Tea was originally brought to the UK by a Portuguese Queen and was exclusive to the rich and famous but over the years has become a staple to our day.
There are lots of ways you can drink tea and the eternal milk first or water first argument reigns through the office when we meet around the kettle. Did you know however that in the past people who were referred to as “a bit of milk first” were deemed to be lower class, and uncouth?
Now the banter is a lot more light-hearted, and there is even a range of mugs that you can purchase with different pantones on the side so when people are making you a cup they know EXACTLY how much milk you have in a perfect cuppa. Never again will you have to sneak back to the fridge to add a splash more milk while making sure that the person kind enough to make the tea doesn’t spot you!
Through the ages, afternoon tea has become a fantastic tradition that we love. In fact, the humble cupcake, that has risen to star status recently, originated in the UK. Servants on tight budgets stole the discarded old tea sets when they were replaced in the big house upstairs, and made cakes in them when there was a shortage of cake tins.
Today, afternoon tea is taken with a selection of finger cakes or a good old scone and cream, referred to as a cream tea and seen as a fantastic luxury treat, maybe due to the amount of calories!
Tea is naturally refreshing, and did you know that when consumed in the heat it will lower your body temperature? It’s a myth that to drink a cold drink makes you cooler, as your body feels the freeze and tries to up its core temperature. By drinking a good old cuppa, your body will cool. Interesting, huh?
When taken with milk, four cups of tea a day will provide you with nearly 20% of your daily calcium requirement, 5% folic acid, vitamins B1, B2 and B6 and a healthy helping of zinc. What’s not to love?

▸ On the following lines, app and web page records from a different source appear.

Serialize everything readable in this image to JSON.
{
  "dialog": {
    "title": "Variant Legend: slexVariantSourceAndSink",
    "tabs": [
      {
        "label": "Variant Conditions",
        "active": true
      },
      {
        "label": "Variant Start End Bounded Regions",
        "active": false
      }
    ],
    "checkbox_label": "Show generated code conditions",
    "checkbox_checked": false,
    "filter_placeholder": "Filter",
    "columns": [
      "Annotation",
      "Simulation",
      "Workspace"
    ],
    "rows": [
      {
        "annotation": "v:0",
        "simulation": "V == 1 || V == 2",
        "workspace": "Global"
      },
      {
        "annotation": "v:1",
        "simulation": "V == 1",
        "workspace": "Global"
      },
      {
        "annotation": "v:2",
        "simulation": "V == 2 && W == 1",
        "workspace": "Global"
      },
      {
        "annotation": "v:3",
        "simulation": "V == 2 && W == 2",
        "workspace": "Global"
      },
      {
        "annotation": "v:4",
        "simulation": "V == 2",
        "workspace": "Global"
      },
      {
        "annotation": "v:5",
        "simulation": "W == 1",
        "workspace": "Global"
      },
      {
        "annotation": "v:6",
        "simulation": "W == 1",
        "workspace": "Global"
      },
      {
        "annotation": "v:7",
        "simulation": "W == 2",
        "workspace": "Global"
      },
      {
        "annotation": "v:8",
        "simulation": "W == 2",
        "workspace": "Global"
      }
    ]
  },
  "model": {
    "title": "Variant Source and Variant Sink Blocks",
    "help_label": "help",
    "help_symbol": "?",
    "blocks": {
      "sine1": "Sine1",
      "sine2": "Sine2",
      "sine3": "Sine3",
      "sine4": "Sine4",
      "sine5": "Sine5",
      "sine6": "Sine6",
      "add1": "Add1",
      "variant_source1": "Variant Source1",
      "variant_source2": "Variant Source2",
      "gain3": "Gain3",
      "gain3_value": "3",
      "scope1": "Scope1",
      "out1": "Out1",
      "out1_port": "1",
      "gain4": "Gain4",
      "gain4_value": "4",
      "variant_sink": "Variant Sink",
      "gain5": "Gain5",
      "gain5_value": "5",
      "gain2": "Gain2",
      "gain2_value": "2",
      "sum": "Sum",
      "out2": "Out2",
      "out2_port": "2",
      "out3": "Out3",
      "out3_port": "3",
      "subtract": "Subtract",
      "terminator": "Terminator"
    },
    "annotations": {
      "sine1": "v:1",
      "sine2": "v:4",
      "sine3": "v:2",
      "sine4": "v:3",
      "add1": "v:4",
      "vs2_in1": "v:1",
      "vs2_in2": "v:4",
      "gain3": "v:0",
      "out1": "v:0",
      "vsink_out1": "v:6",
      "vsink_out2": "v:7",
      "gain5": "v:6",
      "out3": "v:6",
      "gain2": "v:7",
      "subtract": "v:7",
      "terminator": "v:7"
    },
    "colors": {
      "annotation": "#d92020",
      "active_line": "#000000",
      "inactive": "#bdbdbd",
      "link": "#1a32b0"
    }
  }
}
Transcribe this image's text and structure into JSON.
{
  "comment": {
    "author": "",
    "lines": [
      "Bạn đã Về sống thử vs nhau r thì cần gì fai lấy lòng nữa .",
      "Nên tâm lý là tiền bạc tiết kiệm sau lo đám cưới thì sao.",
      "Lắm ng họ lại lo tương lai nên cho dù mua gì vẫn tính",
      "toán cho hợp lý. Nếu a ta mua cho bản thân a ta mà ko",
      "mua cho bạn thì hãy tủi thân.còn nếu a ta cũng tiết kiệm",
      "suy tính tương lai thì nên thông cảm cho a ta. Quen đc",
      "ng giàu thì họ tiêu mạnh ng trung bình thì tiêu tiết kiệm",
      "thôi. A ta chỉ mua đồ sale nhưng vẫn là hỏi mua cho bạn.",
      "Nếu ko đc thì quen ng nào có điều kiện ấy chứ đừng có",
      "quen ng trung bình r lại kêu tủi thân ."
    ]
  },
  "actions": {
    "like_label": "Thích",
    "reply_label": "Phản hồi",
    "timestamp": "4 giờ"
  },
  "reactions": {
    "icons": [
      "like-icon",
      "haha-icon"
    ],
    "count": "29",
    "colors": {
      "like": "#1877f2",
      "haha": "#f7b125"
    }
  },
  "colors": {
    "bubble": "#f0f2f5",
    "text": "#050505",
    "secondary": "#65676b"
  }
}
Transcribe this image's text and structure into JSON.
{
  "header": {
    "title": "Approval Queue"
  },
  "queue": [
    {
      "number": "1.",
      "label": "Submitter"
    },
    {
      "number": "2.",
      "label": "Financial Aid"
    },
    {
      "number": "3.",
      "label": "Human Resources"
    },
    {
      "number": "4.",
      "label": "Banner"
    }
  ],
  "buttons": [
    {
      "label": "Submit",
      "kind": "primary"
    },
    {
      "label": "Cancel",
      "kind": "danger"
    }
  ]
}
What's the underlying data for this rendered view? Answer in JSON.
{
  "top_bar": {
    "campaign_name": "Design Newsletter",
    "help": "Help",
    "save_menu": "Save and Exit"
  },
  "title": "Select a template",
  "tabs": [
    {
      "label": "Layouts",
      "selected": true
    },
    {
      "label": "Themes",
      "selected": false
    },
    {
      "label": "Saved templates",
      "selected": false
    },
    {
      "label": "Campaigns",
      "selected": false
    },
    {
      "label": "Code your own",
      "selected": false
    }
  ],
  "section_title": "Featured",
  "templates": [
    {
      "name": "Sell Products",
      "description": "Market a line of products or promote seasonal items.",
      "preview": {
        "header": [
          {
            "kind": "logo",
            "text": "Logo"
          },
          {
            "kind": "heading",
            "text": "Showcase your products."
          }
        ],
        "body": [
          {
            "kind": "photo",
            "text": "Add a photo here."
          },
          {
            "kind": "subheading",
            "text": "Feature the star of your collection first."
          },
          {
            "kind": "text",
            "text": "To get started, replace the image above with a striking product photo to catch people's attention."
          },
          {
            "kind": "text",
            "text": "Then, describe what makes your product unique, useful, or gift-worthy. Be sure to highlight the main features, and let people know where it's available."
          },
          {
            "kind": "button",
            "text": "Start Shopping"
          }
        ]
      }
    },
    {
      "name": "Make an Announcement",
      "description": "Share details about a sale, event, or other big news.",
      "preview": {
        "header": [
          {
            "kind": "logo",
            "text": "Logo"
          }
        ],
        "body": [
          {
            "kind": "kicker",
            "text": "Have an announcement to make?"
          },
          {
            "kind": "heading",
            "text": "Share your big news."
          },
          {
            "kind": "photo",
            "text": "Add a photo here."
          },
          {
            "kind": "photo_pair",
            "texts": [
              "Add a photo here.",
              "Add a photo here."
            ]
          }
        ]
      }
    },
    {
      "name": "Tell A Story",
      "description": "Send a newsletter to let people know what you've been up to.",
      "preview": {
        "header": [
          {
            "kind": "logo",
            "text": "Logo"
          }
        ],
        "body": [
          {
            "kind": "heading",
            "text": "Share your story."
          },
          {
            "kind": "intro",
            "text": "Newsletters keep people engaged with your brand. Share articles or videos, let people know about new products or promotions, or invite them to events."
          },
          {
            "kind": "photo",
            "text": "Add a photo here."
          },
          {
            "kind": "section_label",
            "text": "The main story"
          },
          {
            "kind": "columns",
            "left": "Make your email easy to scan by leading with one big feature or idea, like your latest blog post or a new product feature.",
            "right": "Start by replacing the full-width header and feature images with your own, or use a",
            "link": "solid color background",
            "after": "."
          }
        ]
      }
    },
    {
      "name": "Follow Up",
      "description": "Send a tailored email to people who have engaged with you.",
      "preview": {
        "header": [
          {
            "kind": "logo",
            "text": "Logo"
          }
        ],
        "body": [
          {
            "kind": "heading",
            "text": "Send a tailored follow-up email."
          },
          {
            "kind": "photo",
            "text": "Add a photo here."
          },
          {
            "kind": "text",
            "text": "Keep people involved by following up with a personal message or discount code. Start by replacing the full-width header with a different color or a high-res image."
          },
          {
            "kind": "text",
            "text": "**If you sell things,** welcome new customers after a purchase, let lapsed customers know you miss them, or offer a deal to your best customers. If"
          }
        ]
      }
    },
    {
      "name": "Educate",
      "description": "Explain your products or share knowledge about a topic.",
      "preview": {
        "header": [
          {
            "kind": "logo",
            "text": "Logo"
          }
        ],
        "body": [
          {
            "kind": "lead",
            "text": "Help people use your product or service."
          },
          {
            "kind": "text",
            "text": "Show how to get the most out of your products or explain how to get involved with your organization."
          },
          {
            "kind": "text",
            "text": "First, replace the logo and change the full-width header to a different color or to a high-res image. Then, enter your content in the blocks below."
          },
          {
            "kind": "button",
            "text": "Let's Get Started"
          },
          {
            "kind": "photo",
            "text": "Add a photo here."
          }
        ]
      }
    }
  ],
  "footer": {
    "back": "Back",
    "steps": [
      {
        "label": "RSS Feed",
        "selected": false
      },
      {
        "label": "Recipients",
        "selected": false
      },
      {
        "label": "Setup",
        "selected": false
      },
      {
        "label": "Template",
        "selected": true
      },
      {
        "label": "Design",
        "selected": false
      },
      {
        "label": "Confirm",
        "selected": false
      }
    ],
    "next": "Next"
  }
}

So how do you like your tea? Earl grey, English breakfast tea, Ceylon… the possibilities are endless. Add milk, add sugar, a dash of lemon; however you like to drink yours it’s not going to run out any time soon.